- What you should do
Lines of the material that include the word "JSON" are to be counted; only their number should be given.

[Start of Attachment]

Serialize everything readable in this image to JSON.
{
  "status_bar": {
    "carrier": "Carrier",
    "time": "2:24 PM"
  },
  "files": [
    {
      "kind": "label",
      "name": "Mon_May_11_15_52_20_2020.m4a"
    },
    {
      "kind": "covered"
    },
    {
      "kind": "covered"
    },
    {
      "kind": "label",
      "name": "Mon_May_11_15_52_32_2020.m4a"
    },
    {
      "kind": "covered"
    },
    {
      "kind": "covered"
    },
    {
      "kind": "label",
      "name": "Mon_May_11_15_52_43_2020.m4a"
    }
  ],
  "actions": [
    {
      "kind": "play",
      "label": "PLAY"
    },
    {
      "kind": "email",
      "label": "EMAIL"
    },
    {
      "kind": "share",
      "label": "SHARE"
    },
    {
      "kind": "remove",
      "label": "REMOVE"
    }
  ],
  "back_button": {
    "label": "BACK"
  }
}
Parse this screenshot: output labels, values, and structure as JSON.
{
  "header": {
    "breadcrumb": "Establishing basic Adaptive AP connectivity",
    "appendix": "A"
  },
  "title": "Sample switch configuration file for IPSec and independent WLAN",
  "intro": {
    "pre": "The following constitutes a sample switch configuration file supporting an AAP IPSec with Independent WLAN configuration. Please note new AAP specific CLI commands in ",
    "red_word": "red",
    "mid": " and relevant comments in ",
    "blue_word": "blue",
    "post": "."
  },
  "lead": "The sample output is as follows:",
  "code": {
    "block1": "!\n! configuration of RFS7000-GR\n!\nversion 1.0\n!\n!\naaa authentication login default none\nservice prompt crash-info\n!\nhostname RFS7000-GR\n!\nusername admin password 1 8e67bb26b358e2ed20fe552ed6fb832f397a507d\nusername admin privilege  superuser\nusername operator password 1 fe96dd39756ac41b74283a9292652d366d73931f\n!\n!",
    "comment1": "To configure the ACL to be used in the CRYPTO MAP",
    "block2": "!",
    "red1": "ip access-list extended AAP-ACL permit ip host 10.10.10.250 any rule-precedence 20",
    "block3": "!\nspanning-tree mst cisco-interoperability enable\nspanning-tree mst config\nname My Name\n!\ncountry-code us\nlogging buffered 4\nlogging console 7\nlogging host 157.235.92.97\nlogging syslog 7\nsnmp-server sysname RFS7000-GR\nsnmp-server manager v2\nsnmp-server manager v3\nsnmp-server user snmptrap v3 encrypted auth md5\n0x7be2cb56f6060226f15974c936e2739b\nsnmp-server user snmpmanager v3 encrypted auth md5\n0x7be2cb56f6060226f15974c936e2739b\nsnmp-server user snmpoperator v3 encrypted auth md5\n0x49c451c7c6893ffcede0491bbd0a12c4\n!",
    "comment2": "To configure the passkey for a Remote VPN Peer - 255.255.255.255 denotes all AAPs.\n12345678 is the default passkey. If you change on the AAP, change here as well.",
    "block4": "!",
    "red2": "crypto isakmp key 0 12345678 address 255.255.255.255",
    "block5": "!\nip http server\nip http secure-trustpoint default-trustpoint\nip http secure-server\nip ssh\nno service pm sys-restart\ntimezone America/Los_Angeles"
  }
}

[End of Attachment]

- Output of the task
2